By Chris Mbori

For a very long time, I used to associate project commissioning to the “ribbon cutting” opening event ceremony that marks the official opening of a site. And as much as that could be part of the commissioning process, the term commissioning involves much more than that.

Commissioning is defined as a quality focused process aimed to enhance the delivery of a project. It is a quality assurance and quality control approach that involves verifying and documenting that the facility’s systems and assemblies are meeting the Owner’s Project Requirements.

It is said that the best built project, if not commissioned well, may become a nightmare to the owner and its operators. There is a lot that goes into proper commissioning than just ribbon cutting. Commissioning is more of a process than an event. The commissioning process for a new building or project will start from the pre-design stage, move to the design stage,  involve the construction phase, then to the occupancy or operation phase of the project, and may continue in the life cycle of the project or building through on-going commissioning.

It is when we start looking at commissioning of existing buildings (also called Retro-Commissioning) that we start to see a clear convergence between energy management and commissioning. Numerous case studies of existing building commissioning have shown energy savings of up to 30% specifically if the commission is focused on energy consuming mechanical, electrical systems and building management systems. In addition to the energy savings, other multiple benefits like improved Indoor air quality, improved space comfort, tenant satisfaction and fewer operational and maintenance calls are witnessed for the building or project.

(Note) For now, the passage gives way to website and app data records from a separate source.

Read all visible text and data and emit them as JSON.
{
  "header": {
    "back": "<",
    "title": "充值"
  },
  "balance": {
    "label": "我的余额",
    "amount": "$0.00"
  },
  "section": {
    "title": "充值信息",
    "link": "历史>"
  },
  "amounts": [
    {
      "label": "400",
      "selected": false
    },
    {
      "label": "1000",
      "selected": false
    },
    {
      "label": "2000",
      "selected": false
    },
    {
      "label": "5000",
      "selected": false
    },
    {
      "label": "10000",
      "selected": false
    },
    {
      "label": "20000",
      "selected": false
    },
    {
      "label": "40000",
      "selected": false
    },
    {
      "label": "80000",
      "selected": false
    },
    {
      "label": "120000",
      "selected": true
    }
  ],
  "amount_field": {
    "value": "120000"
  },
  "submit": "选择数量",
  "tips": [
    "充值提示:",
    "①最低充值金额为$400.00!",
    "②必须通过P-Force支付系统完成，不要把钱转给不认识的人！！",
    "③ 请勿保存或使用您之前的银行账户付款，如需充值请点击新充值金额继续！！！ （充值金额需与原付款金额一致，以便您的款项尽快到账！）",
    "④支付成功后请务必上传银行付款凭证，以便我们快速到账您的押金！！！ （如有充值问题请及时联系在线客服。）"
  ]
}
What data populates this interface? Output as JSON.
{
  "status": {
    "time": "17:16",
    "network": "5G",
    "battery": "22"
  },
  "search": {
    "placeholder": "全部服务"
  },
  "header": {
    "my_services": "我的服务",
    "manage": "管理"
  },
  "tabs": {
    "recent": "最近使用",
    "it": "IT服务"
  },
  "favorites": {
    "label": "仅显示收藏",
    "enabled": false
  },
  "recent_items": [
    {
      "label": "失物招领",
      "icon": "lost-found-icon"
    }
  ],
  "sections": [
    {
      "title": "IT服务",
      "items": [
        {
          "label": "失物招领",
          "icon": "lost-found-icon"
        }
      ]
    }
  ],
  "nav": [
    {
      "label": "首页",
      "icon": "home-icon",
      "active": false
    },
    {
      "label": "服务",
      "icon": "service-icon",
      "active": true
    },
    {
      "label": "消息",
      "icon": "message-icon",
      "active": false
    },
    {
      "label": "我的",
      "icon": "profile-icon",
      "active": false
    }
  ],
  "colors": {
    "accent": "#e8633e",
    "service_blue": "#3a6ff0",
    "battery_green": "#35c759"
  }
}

The part where energy management and Retro-Commissioning circles start to overlap is in the process of finding Energy Savings for a particular existing building or project. In energy management, that process of finding savings is typically called an energy audit. While an energy audit would generally come up with more CAPEX (Capital Expenditure) related retrofits or opportunities, a retro-commissioning process would generally identify low-cost operation and maintenance that should be implemented immediately to meet the current facility requirements.

Commissioning is therefore a double-edged sword that will orchestrate a quality assurance and control benefit to the project, while at the same time offering energy management with a conservation theme. Additional energy savings can be achieved by adopting a Monitoring Based Commissioning (MBCx) approach. The monitoring role brings savings in 3 different ways listed below:

  1. Savings from early identification of deficiencies through monitoring
  2. New measures are also identified through metering and trending of the initial commissioning
  3. New measures are also identified during the lifecycle of the project.

In Mid 2021, the Federal Energy Management Program (FEMP) published a report indicating the Monitoring based commissioning can be included as an energy conservation measure in energy performance contracts. This is simply to increase energy savings and the life cycle of a project or building. These increased savings would typically free up cash for other capital projects in the energy performance contracts.

The convergence of energy management and project commissioning whether on start, mid-way or post completion commissioning, it is a wise to have an energy management approach embedded within.

For more information about the report, click here.

If interested in becoming a Certified Building Commissioning Professional (CBCP) Check out this link.